We noted an inverse relationship between phospholipid content and PON1 activity in HDL particles. In addition, considerable amounts of PON1 protein, but low enzyme activity, were observed in particles eluting at HPLC fractions #31-35 in which phospholipids concentrations were below the detection limit of the assay. These results suggest that an appropriate balance between phospholipids and PON1 is important in maintaining the enzyme's activity. Indeed, the proportional distribution of phospholipids and apo A-I in HDL has been shown to play an important role in PON1 secretion, stability and activity. Sorenson et al.  showed that PON1 was associated with HDL more via the binding to phospholipids than to apo A-I. Nevertheless, apo A-I stabilized the enzyme activity more than did phospholipids alone. These results were confirmed by Deakin et al. . Hence the hypothesis follows that an increased phospholipids to apo A-I ratio, as observed in cirrhotic patients, contributes to PON1 instability. Previous studies from our group [22, 23, 31] showed that PON1 activity in patients with liver disease is inversely related to PON1 mass. These results prompted us to investigate the nature of PON1 protein in patients with cirrhosis.

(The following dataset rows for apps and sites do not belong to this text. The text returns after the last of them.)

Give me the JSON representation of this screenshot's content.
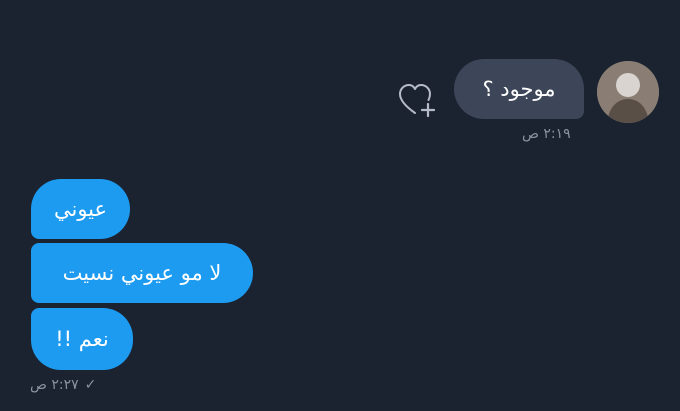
{
  "incoming": {
    "text": "موجود ؟",
    "time": "٢:١٩ ص"
  },
  "outgoing": {
    "messages": [
      "عيوني",
      "لا مو عيوني نسيت",
      "نعم !!"
    ],
    "time": "٢:٢٧ ص",
    "status": "✓"
  },
  "icons": {
    "reaction": "heart-plus-icon",
    "read": "checkmark-icon",
    "avatar": "avatar"
  },
  "colors": {
    "background": "#1b2230",
    "incoming_bubble": "#3c4658",
    "outgoing_bubble": "#1d9bf0",
    "timestamp": "#8a93a3"
  }
}
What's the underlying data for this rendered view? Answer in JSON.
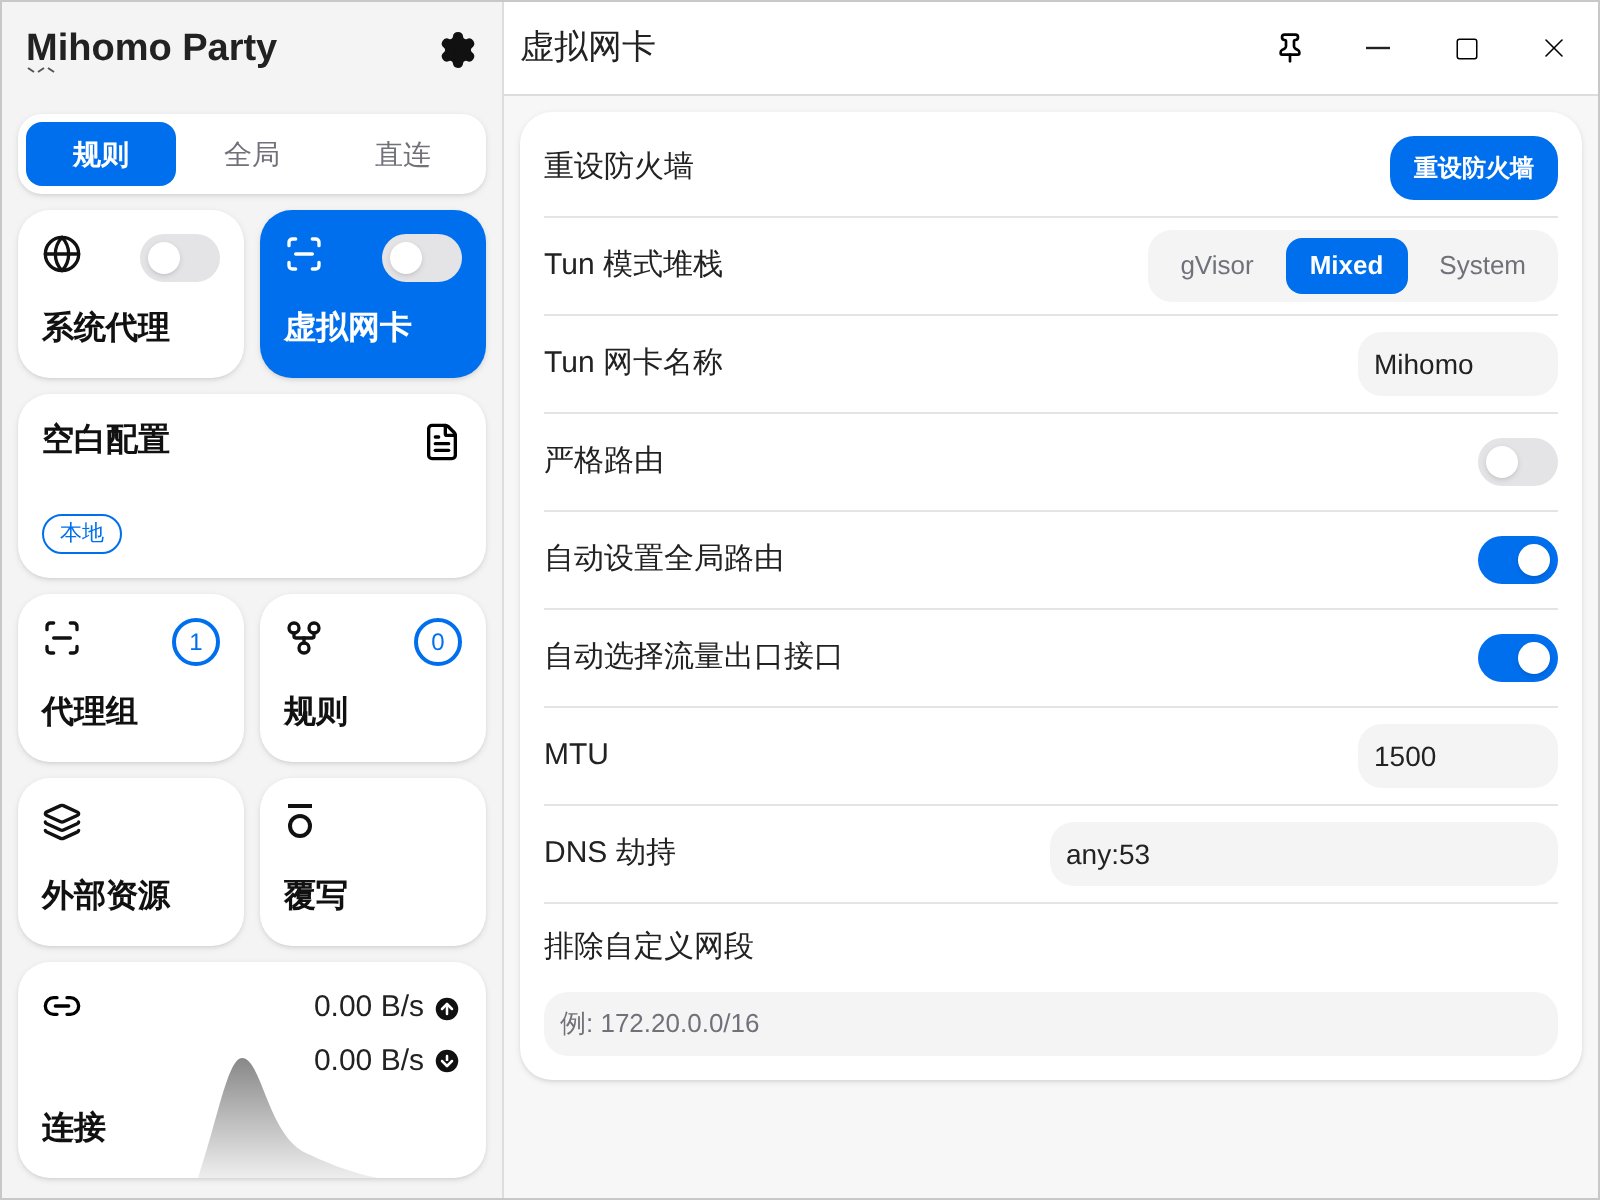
{
  "app": {
    "title": "Mihomo Party"
  },
  "mode_tabs": [
    {
      "label": "规则",
      "selected": true
    },
    {
      "label": "全局",
      "selected": false
    },
    {
      "label": "直连",
      "selected": false
    }
  ],
  "toggle_cards": [
    {
      "kind": "globe",
      "label": "系统代理",
      "selected": false,
      "on": false
    },
    {
      "kind": "tun",
      "label": "虚拟网卡",
      "selected": true,
      "on": false
    }
  ],
  "profile_card": {
    "name": "空白配置",
    "tag": "本地"
  },
  "nav_cards": [
    {
      "kind": "group",
      "label": "代理组",
      "count": "1"
    },
    {
      "kind": "rules",
      "label": "规则",
      "count": "0"
    },
    {
      "kind": "layers",
      "label": "外部资源"
    },
    {
      "kind": "override",
      "label": "覆写"
    }
  ],
  "traffic_card": {
    "label": "连接",
    "upload": "0.00 B/s",
    "download": "0.00 B/s"
  },
  "page": {
    "title": "虚拟网卡"
  },
  "settings": [
    {
      "kind": "button",
      "label": "重设防火墙",
      "button": "重设防火墙"
    },
    {
      "kind": "segmented",
      "label": "Tun 模式堆栈",
      "options": [
        {
          "label": "gVisor",
          "selected": false
        },
        {
          "label": "Mixed",
          "selected": true
        },
        {
          "label": "System",
          "selected": false
        }
      ]
    },
    {
      "kind": "input",
      "label": "Tun 网卡名称",
      "value": "Mihomo"
    },
    {
      "kind": "switch",
      "label": "严格路由",
      "on": false
    },
    {
      "kind": "switch",
      "label": "自动设置全局路由",
      "on": true
    },
    {
      "kind": "switch",
      "label": "自动选择流量出口接口",
      "on": true
    },
    {
      "kind": "input",
      "label": "MTU",
      "value": "1500"
    },
    {
      "kind": "wide-input",
      "label": "DNS 劫持",
      "value": "any:53"
    },
    {
      "kind": "block-input",
      "label": "排除自定义网段",
      "placeholder": "例: 172.20.0.0/16"
    }
  ]
}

One of the more interesting findings from the present investigation has been the identification by Western blot of an abnormal protein that reacted against the anti-PON1 antibody, had a higher molecular weight than PON1, and was present in the HDL from cirrhotic patients but not in control subjects. This protein was also present in the livers of patients with steatosis (a more benign form of liver disease) and in rats with CCl4-induced cirrhosis. Additionally in these animals, the amount of abnormal PON1 increased along the time-course of the disease development. These results highlight the presence of this protein in liver impairment per se, irrespective of the etiology or, even, the animal species. The incubation of HDL with PNGase F strongly suggests that this protein is, indeed, a highly glycosylated form of PON1. Interestingly, Liu et al.  observed that when they produced recombinant human PON1 in a baculovirus system in Hi5 insect cells, a significant proportion of PON1 was synthesized as a protein of approximately 54,000 Da, and which they identified as a PON1 multimer. Taking these data together, we can hypothesize that abnormal PON1 molecules are synthesized under diverse altered conditions such as liver disease, or when human PON1 is synthesized by phylogenetically-distant cells. An important finding of the present study is that when a liver homogenate from a patient with steatosis was incubated in vitro with normal HDL, the altered immunoreactive band was no longer observed. These results suggest that the high molecular weight PON1-like protein is actively incorporated into the HDL particles within the hepatocytes, and that it is not a mere artifact or a result of a non-specific adsorption of PON1 fragments by HDL particles in the circulation. The possibility exists that highly glycosylated PON1 is abnormally assembled into HDL particles in liver disease secondarily to alterations in protein synthesis in hepatocytes or to altered hepatic lipid metabolism.